Exercise details:
In full and without error, repeat the entries below.

Supplied records:
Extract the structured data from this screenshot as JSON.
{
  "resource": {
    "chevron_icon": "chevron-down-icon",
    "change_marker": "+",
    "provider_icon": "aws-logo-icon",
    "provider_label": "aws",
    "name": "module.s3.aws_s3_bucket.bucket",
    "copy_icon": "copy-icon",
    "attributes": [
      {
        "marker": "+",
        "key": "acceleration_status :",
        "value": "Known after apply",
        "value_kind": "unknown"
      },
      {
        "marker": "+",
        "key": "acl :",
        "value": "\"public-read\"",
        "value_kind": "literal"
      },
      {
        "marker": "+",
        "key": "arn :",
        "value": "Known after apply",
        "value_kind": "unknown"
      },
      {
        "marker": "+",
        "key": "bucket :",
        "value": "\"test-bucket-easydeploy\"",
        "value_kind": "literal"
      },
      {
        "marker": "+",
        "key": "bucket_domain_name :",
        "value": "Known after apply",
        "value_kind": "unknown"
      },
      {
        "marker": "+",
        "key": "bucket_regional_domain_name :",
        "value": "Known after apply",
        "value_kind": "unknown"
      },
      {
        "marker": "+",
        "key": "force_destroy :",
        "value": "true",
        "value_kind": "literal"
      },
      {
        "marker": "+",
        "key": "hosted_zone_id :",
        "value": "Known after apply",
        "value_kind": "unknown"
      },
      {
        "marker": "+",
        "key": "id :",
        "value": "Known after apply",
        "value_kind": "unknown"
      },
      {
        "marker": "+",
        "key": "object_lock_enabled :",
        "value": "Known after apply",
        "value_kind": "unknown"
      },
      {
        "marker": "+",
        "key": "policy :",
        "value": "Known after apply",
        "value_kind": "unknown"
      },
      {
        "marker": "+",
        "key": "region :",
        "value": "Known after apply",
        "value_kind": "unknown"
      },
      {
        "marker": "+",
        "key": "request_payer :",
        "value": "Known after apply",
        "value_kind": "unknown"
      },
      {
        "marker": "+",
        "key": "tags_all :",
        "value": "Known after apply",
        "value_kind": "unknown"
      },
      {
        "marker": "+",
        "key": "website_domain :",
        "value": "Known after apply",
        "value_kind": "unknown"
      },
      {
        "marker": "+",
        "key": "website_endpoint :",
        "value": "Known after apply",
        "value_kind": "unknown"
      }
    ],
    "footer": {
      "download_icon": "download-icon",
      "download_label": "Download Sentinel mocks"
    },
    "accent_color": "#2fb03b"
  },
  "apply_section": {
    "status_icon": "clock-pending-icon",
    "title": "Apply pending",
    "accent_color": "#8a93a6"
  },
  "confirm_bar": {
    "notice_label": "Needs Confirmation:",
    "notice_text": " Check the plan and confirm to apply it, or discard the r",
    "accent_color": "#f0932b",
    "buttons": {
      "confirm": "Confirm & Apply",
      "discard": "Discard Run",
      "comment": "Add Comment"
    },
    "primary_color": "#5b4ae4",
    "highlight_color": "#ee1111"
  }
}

Solution:
Extract the structured data from this screenshot as JSON.
{
  "resource": {
    "chevron_icon": "chevron-down-icon",
    "change_marker": "+",
    "provider_icon": "aws-logo-icon",
    "provider_label": "aws",
    "name": "module.s3.aws_s3_bucket.bucket",
    "copy_icon": "copy-icon",
    "attributes": [
      {
        "marker": "+",
        "key": "acceleration_status :",
        "value": "Known after apply",
        "value_kind": "unknown"
      },
      {
        "marker": "+",
        "key": "acl :",
        "value": "\"public-read\"",
        "value_kind": "literal"
      },
      {
        "marker": "+",
        "key": "arn :",
        "value": "Known after apply",
        "value_kind": "unknown"
      },
      {
        "marker": "+",
        "key": "bucket :",
        "value": "\"test-bucket-easydeploy\"",
        "value_kind": "literal"
      },
      {
        "marker": "+",
        "key": "bucket_domain_name :",
        "value": "Known after apply",
        "value_kind": "unknown"
      },
      {
        "marker": "+",
        "key": "bucket_regional_domain_name :",
        "value": "Known after apply",
        "value_kind": "unknown"
      },
      {
        "marker": "+",
        "key": "force_destroy :",
        "value": "true",
        "value_kind": "literal"
      },
      {
        "marker": "+",
        "key": "hosted_zone_id :",
        "value": "Known after apply",
        "value_kind": "unknown"
      },
      {
        "marker": "+",
        "key": "id :",
        "value": "Known after apply",
        "value_kind": "unknown"
      },
      {
        "marker": "+",
        "key": "object_lock_enabled :",
        "value": "Known after apply",
        "value_kind": "unknown"
      },
      {
        "marker": "+",
        "key": "policy :",
        "value": "Known after apply",
        "value_kind": "unknown"
      },
      {
        "marker": "+",
        "key": "region :",
        "value": "Known after apply",
        "value_kind": "unknown"
      },
      {
        "marker": "+",
        "key": "request_payer :",
        "value": "Known after apply",
        "value_kind": "unknown"
      },
      {
        "marker": "+",
        "key": "tags_all :",
        "value": "Known after apply",
        "value_kind": "unknown"
      },
      {
        "marker": "+",
        "key": "website_domain :",
        "value": "Known after apply",
        "value_kind": "unknown"
      },
      {
        "marker": "+",
        "key": "website_endpoint :",
        "value": "Known after apply",
        "value_kind": "unknown"
      }
    ],
    "footer": {
      "download_icon": "download-icon",
      "download_label": "Download Sentinel mocks"
    },
    "accent_color": "#2fb03b"
  },
  "apply_section": {
    "status_icon": "clock-pending-icon",
    "title": "Apply pending",
    "accent_color": "#8a93a6"
  },
  "confirm_bar": {
    "notice_label": "Needs Confirmation:",
    "notice_text": " Check the plan and confirm to apply it, or discard the r",
    "accent_color": "#f0932b",
    "buttons": {
      "confirm": "Confirm & Apply",
      "discard": "Discard Run",
      "comment": "Add Comment"
    },
    "primary_color": "#5b4ae4",
    "highlight_color": "#ee1111"
  }
}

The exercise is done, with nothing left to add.